■ **WHAT THIS TASK INVOLVES**:
Go through the entries below line by line and tally those holding "client"; write only the tally.

■ **DATA FOR THIS TASK**:
********

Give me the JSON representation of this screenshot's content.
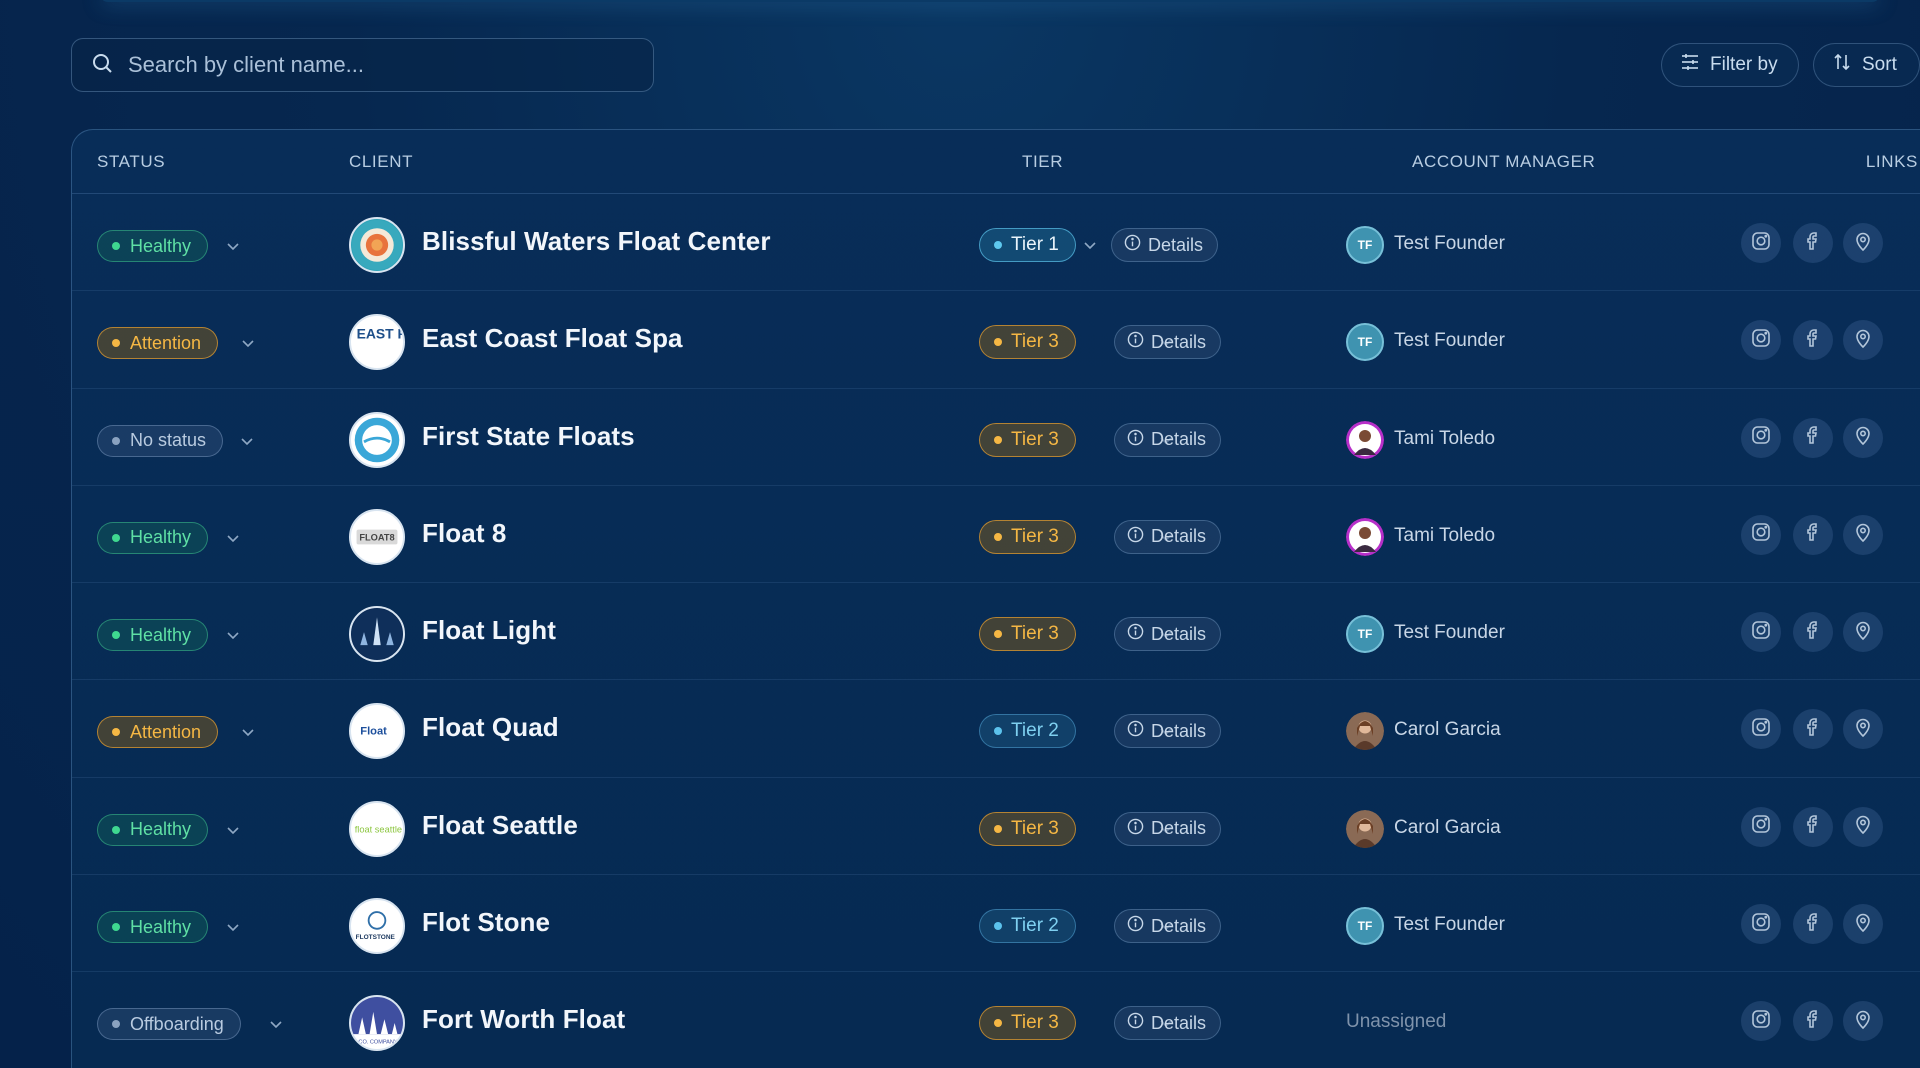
{
  "search": {
    "placeholder": "Search by client name..."
  },
  "toolbar": {
    "filter_label": "Filter by",
    "sort_label": "Sort"
  },
  "table": {
    "headers": {
      "status": "STATUS",
      "client": "CLIENT",
      "tier": "TIER",
      "manager": "ACCOUNT MANAGER",
      "links": "LINKS"
    },
    "details_label": "Details",
    "rows": [
      {
        "status": "Healthy",
        "client": "Blissful Waters Float Center",
        "tier": "Tier 1",
        "manager": "Test Founder",
        "manager_initials": "TF"
      },
      {
        "status": "Attention",
        "client": "East Coast Float Spa",
        "tier": "Tier 3",
        "manager": "Test Founder",
        "manager_initials": "TF"
      },
      {
        "status": "No status",
        "client": "First State Floats",
        "tier": "Tier 3",
        "manager": "Tami Toledo"
      },
      {
        "status": "Healthy",
        "client": "Float 8",
        "tier": "Tier 3",
        "manager": "Tami Toledo"
      },
      {
        "status": "Healthy",
        "client": "Float Light",
        "tier": "Tier 3",
        "manager": "Test Founder",
        "manager_initials": "TF"
      },
      {
        "status": "Attention",
        "client": "Float Quad",
        "tier": "Tier 2",
        "manager": "Carol Garcia"
      },
      {
        "status": "Healthy",
        "client": "Float Seattle",
        "tier": "Tier 3",
        "manager": "Carol Garcia"
      },
      {
        "status": "Healthy",
        "client": "Flot Stone",
        "tier": "Tier 2",
        "manager": "Test Founder",
        "manager_initials": "TF"
      },
      {
        "status": "Offboarding",
        "client": "Fort Worth Float",
        "tier": "Tier 3",
        "manager": "Unassigned"
      }
    ]
  },
  "logo_text": {
    "east_coast": "EAST FLOA",
    "float8": "FLOAT8",
    "float_quad": "Float",
    "float_seattle": "float seattle",
    "flot_stone": "FLOTSTONE",
    "fort_worth": "CO. COMPANY"
  },
  "colors": {
    "background": "#06274f",
    "healthy": "#5fe0a5",
    "attention": "#f5b744",
    "tier_blue": "#5ec8ee",
    "avatar_tf": "#3f93b0"
  },
  "icons": {
    "search": "search-icon",
    "filter": "sliders-icon",
    "sort": "sort-arrows-icon",
    "chevron": "chevron-down-icon",
    "details": "info-icon",
    "instagram": "instagram-icon",
    "facebook": "facebook-icon",
    "map": "map-pin-icon"
  }
}
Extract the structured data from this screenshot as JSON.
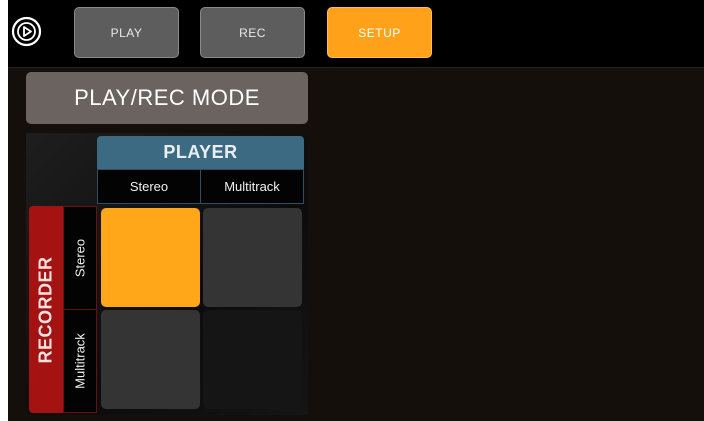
{
  "topbar": {
    "logo_icon": "play-circle-icon",
    "tabs": [
      {
        "label": "PLAY",
        "state": "inactive"
      },
      {
        "label": "REC",
        "state": "inactive"
      },
      {
        "label": "SETUP",
        "state": "active"
      }
    ]
  },
  "main": {
    "title": "PLAY/REC MODE",
    "matrix": {
      "player_header": "PLAYER",
      "recorder_header": "RECORDER",
      "columns": [
        "Stereo",
        "Multitrack"
      ],
      "rows": [
        "Stereo",
        "Multitrack"
      ],
      "selected": {
        "player": "Stereo",
        "recorder": "Stereo"
      }
    }
  },
  "colors": {
    "accent_orange": "#ffa219",
    "player_blue": "#3b6a82",
    "recorder_red": "#a51212",
    "tab_grey": "#5d5d5d",
    "title_grey": "#6b6360"
  }
}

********

■ **TASK SOLUTION**:
11